> **ACTIVITY**
Every line below that holds the word "value" must be listed.

> **GIVEN RECORDS**
--- --- ---
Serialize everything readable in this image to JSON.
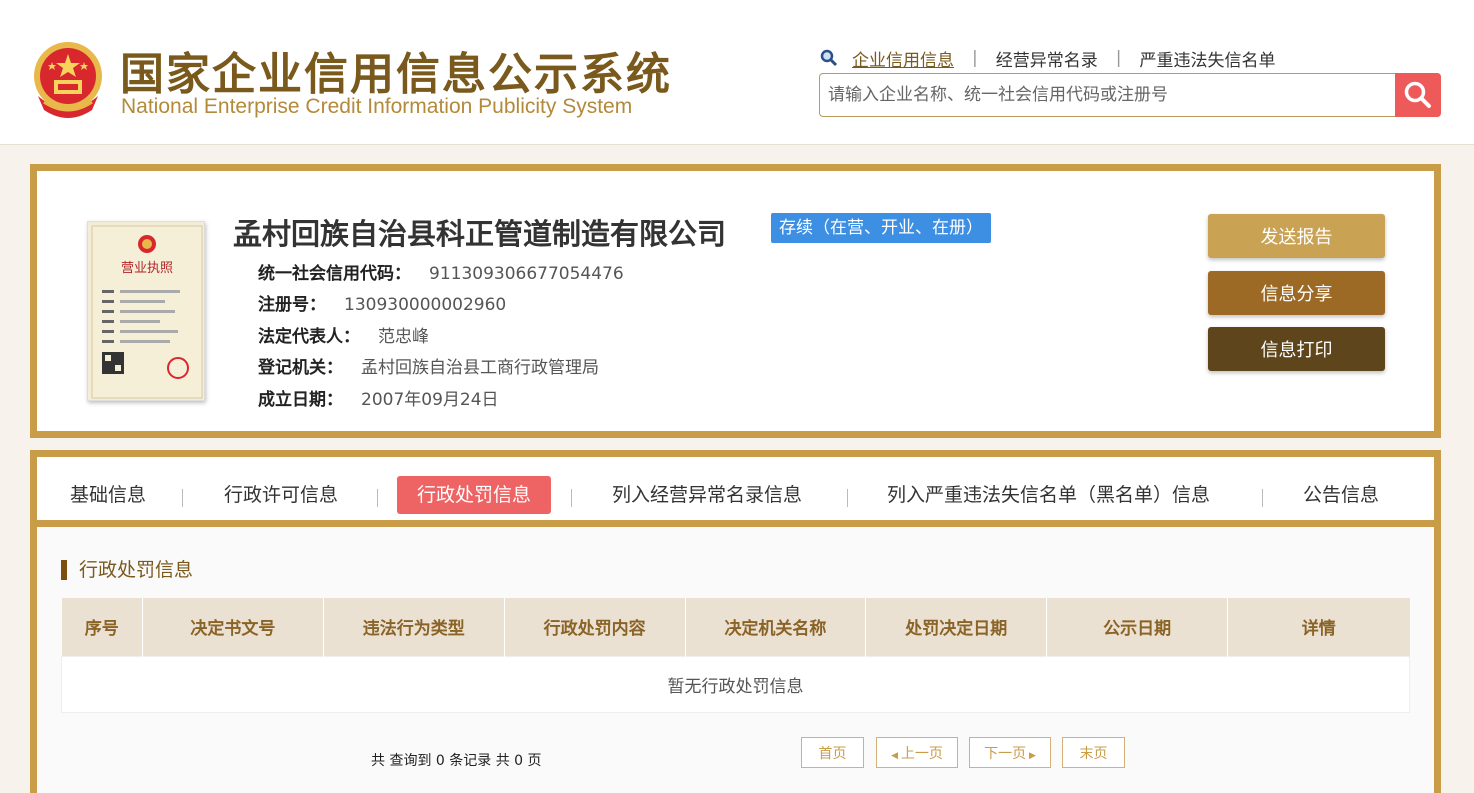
{
  "header": {
    "title_cn": "国家企业信用信息公示系统",
    "title_en": "National Enterprise Credit Information Publicity System",
    "nav": [
      {
        "label": "企业信用信息"
      },
      {
        "label": "经营异常名录"
      },
      {
        "label": "严重违法失信名单"
      }
    ],
    "nav_separator": "|",
    "search": {
      "placeholder": "请输入企业名称、统一社会信用代码或注册号",
      "value": ""
    }
  },
  "company": {
    "name": "孟村回族自治县科正管道制造有限公司",
    "status": "存续（在营、开业、在册）",
    "fields": [
      {
        "label": "统一社会信用代码：",
        "value": "911309306677054476"
      },
      {
        "label": "注册号：",
        "value": "130930000002960"
      },
      {
        "label": "法定代表人：",
        "value": "范忠峰"
      },
      {
        "label": "登记机关：",
        "value": "孟村回族自治县工商行政管理局"
      },
      {
        "label": "成立日期：",
        "value": "2007年09月24日"
      }
    ],
    "actions": {
      "send_report": "发送报告",
      "share": "信息分享",
      "print": "信息打印"
    },
    "license_text": "营业执照"
  },
  "tabs": [
    {
      "label": "基础信息"
    },
    {
      "label": "行政许可信息"
    },
    {
      "label": "行政处罚信息",
      "active": true
    },
    {
      "label": "列入经营异常名录信息"
    },
    {
      "label": "列入严重违法失信名单（黑名单）信息"
    },
    {
      "label": "公告信息"
    }
  ],
  "section": {
    "title": "行政处罚信息",
    "columns": [
      "序号",
      "决定书文号",
      "违法行为类型",
      "行政处罚内容",
      "决定机关名称",
      "处罚决定日期",
      "公示日期",
      "详情"
    ],
    "empty_text": "暂无行政处罚信息"
  },
  "pagination": {
    "summary": "共 查询到 0 条记录 共 0 页",
    "first": "首页",
    "prev": "上一页",
    "next": "下一页",
    "last": "末页"
  },
  "colors": {
    "brand_gold": "#c99c48",
    "brand_brown": "#7a5a1c",
    "active_tab": "#ee6464",
    "status_blue": "#3d8fe3",
    "btn_send": "#c9a254",
    "btn_share": "#9c6a25",
    "btn_print": "#5e451b"
  },
  "icons": {
    "emblem": "national-emblem-icon",
    "search": "search-icon",
    "magnifier": "magnifier-icon"
  }
}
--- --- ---
> **RESULT BELOW**
      "value": ""
        "value": "911309306677054476"
        "value": "130930000002960"
        "value": "范忠峰"
        "value": "孟村回族自治县工商行政管理局"
        "value": "2007年09月24日"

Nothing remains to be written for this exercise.